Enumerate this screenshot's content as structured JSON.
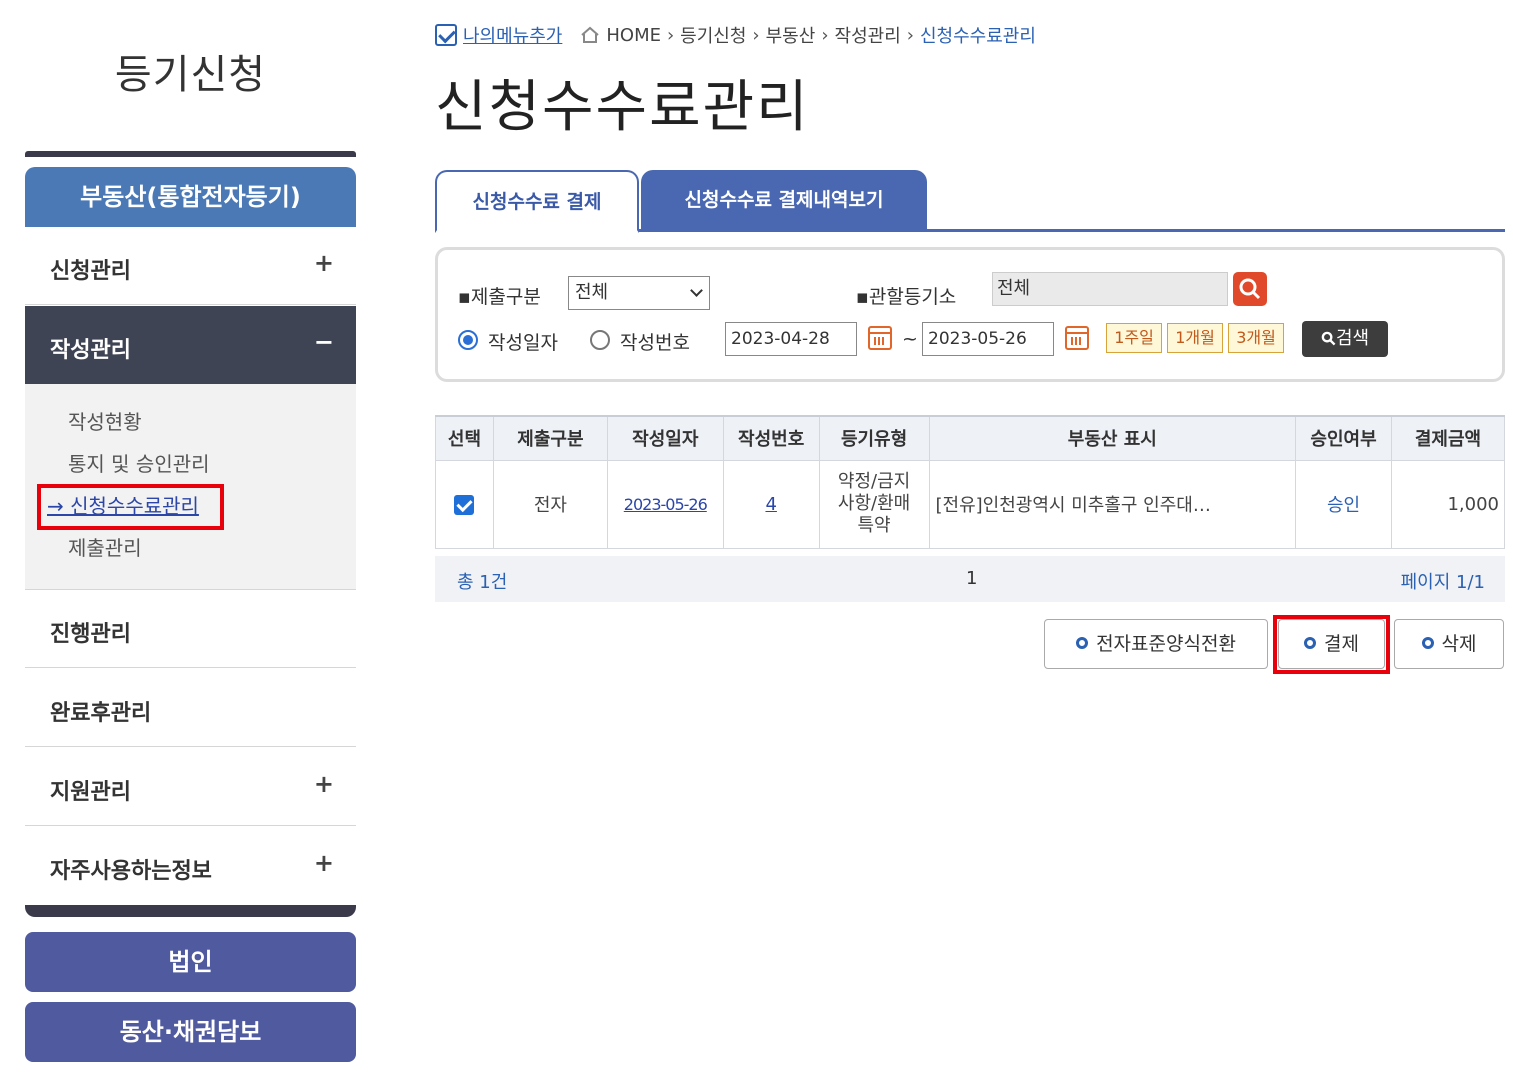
{
  "sidebar": {
    "title": "등기신청",
    "category": "부동산(통합전자등기)",
    "menu": [
      {
        "label": "신청관리",
        "sign": "+"
      },
      {
        "label": "작성관리",
        "sign": "−"
      },
      {
        "label": "진행관리",
        "sign": ""
      },
      {
        "label": "완료후관리",
        "sign": ""
      },
      {
        "label": "지원관리",
        "sign": "+"
      },
      {
        "label": "자주사용하는정보",
        "sign": "+"
      }
    ],
    "submenu": [
      "작성현황",
      "통지 및 승인관리",
      "→ 신청수수료관리",
      "제출관리"
    ],
    "buttons": [
      "법인",
      "동산·채권담보"
    ]
  },
  "breadcrumb": {
    "mymenu": "나의메뉴추가",
    "items": [
      "HOME",
      "등기신청",
      "부동산",
      "작성관리",
      "신청수수료관리"
    ]
  },
  "page_title": "신청수수료관리",
  "tabs": [
    "신청수수료 결제",
    "신청수수료 결제내역보기"
  ],
  "search": {
    "submit_type_label": "▪제출구분",
    "submit_type_value": "전체",
    "office_label": "▪관할등기소",
    "office_value": "전체",
    "radio_date": "작성일자",
    "radio_number": "작성번호",
    "date_from": "2023-04-28",
    "date_sep": "~",
    "date_to": "2023-05-26",
    "periods": [
      "1주일",
      "1개월",
      "3개월"
    ],
    "search_button": "검색"
  },
  "table": {
    "headers": [
      "선택",
      "제출구분",
      "작성일자",
      "작성번호",
      "등기유형",
      "부동산 표시",
      "승인여부",
      "결제금액"
    ],
    "rows": [
      {
        "submit_type": "전자",
        "date": "2023-05-26",
        "number": "4",
        "type_line1": "약정/금지",
        "type_line2": "사항/환매",
        "type_line3": "특약",
        "property": "[전유]인천광역시 미추홀구 인주대…",
        "approval": "승인",
        "amount": "1,000"
      }
    ]
  },
  "footer": {
    "total": "총 1건",
    "page": "1",
    "page_info": "페이지 1/1"
  },
  "actions": [
    "전자표준양식전환",
    "결제",
    "삭제"
  ],
  "colors": {
    "accent": "#4a68b1",
    "highlight": "#e8000b",
    "sidebar_active": "#3f4454"
  }
}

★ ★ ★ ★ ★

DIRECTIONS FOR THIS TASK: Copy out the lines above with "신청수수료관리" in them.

SOLUTION FOR THIS PROBLEM:
      "→ 신청수수료관리",
      "신청수수료관리"
  "page_title": "신청수수료관리",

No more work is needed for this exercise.